It was not until I joined the Jewish Federation of Howard County’s Campus Engagement Fellowship that I learned a more nuanced approach to debating Israel: one which synthesized facts, stories, and various perspectives.
From the beginning of the fellowship, Shay Rubenstein, Howard County’s shaliach (Israeli emissary), fostered an inclusive environment, encouraging us to ask questions and engage with the material we were learning.
As one of the other teens told me, he thought it was helpful that Shay was not too far from our age; making the experience relatable, personable, and engaging. Indeed, Shay was fantastic at making the fellows comfortable to share their opinions, starting with the first session in which each fellow, including a Muslim friend of mine, shared a little of what they already knew about Israel.
We all came to the Federation with different knowledge bases, yet we each learned something new from the sessions. The second session, for instance, was a crash course on the history of the Jewish people and their connection to the Land of Israel, starting from exile into the Diaspora through the founding of the State of Israel. This knowledge contextualized many contemporary debates, such as whether there can be Palestinian sovereignty when there is a division of power between Hamas and the Palestinian Authority that prevents any cohesive “Palestine.”
The differences among perceptions underpin much of the current conflict, like the perception that Israel is occupying said Palestine, pervades the Palestinian narrative of the conflict and is inconsistent with the Israeli narrative of security.

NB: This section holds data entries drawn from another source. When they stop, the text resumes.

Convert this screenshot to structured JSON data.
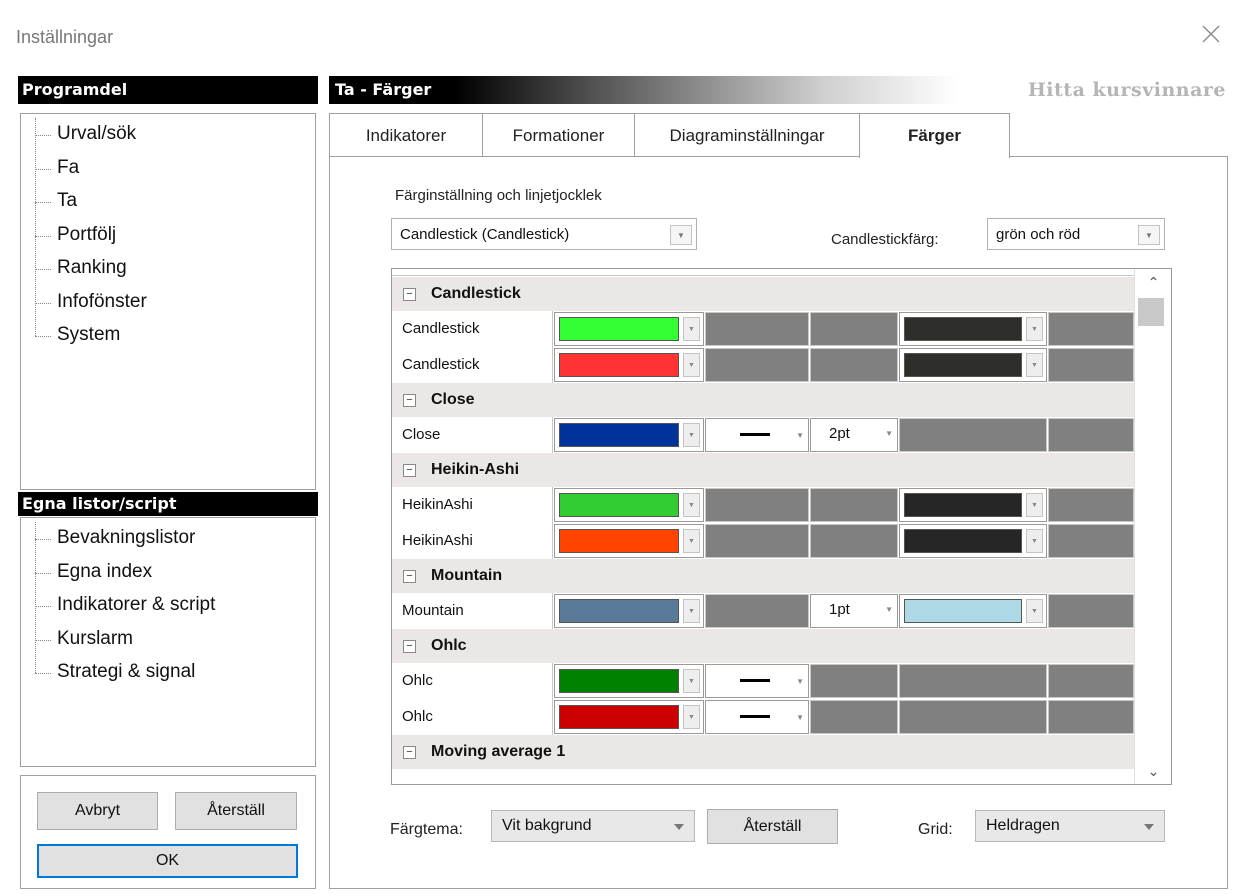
{
  "window": {
    "title": "Inställningar"
  },
  "left": {
    "program_header": "Programdel",
    "program_items": [
      "Urval/sök",
      "Fa",
      "Ta",
      "Portfölj",
      "Ranking",
      "Infofönster",
      "System"
    ],
    "lists_header": "Egna listor/script",
    "lists_items": [
      "Bevakningslistor",
      "Egna index",
      "Indikatorer & script",
      "Kurslarm",
      "Strategi & signal"
    ],
    "cancel_label": "Avbryt",
    "reset_label": "Återställ",
    "ok_label": "OK"
  },
  "right": {
    "header_title": "Ta - Färger",
    "brand": "Hitta kursvinnare",
    "tabs": [
      "Indikatorer",
      "Formationer",
      "Diagraminställningar",
      "Färger"
    ],
    "active_tab": "Färger"
  },
  "settings": {
    "section_label": "Färginställning och linjetjocklek",
    "type_value": "Candlestick (Candlestick)",
    "candle_color_label": "Candlestickfärg:",
    "candle_color_value": "grön och röd"
  },
  "grid": {
    "groups": [
      {
        "name": "Candlestick",
        "rows": [
          {
            "label": "Candlestick",
            "color": "#33ff33",
            "color2": "#2e2e2a"
          },
          {
            "label": "Candlestick",
            "color": "#ff3333",
            "color2": "#2e2e2a"
          }
        ]
      },
      {
        "name": "Close",
        "rows": [
          {
            "label": "Close",
            "color": "#003399",
            "line": true,
            "width": "2pt"
          }
        ]
      },
      {
        "name": "Heikin-Ashi",
        "rows": [
          {
            "label": "HeikinAshi",
            "color": "#33cc33",
            "color2": "#262626"
          },
          {
            "label": "HeikinAshi",
            "color": "#ff4400",
            "color2": "#262626"
          }
        ]
      },
      {
        "name": "Mountain",
        "rows": [
          {
            "label": "Mountain",
            "color": "#5a7a99",
            "width": "1pt",
            "color2": "#add8e6"
          }
        ]
      },
      {
        "name": "Ohlc",
        "rows": [
          {
            "label": "Ohlc",
            "color": "#008000",
            "line": true
          },
          {
            "label": "Ohlc",
            "color": "#cc0000",
            "line": true
          }
        ]
      },
      {
        "name": "Moving average 1",
        "rows": []
      }
    ]
  },
  "bottom": {
    "theme_label": "Färgtema:",
    "theme_value": "Vit bakgrund",
    "reset_label": "Återställ",
    "grid_label": "Grid:",
    "grid_value": "Heldragen"
  }
}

In the third session, we explored these different viewpoints and why each side believes their interpretation.
Shay explained that while many narratives stem from differences in interpretation, many times the narratives critical of Israel are used to mask anti-Zionist and anti-Semitic sentiments promoted by movements like the Boycott, Divestment, and Sanctions movement (BDS). We fellows then practiced responding to common claims made by pro-BDS students.
In addition to gaining an understanding of the dialogue that surrounds Israel, we also learned to effectively present our opinions. Shay stressed the importance of beginning controversial conversations by establishing an understanding for the other side, to find a common ground before laying out facts and reasoning. The following day at school, I was able to apply this strategy when Israel came up, at lunch, and was able to get the other person to agree with ideas I presented. It was a novel and empowering experience.
The fellowship also trained us to use our public speaking skills in front of teens and parents to common questions people may ask about Israel (e.g., relating to settlements, the UN, or the Israeli government). This session was the culmination of our experience and showcased the depth and breadth of our growth.
To cap off the program, we were honored to host Michelle Rojas Tal, director of Israel fellows to Hillel International, whose presentation contextualized modern anti-Semitism, critiques of Israel, and how to be an effective advocate for Israel on campus. Her presentation was energizing and reinforced the importance of not being afraid nor intimidated to speak out against those who criticize Israel. As a result of this entire program, I feel better prepared to be an advocate for Israel in college and to confidently say, “Am Yisrael chai!”
—Liron Karpati is a senior at River Hill High School in Howard County, Maryland.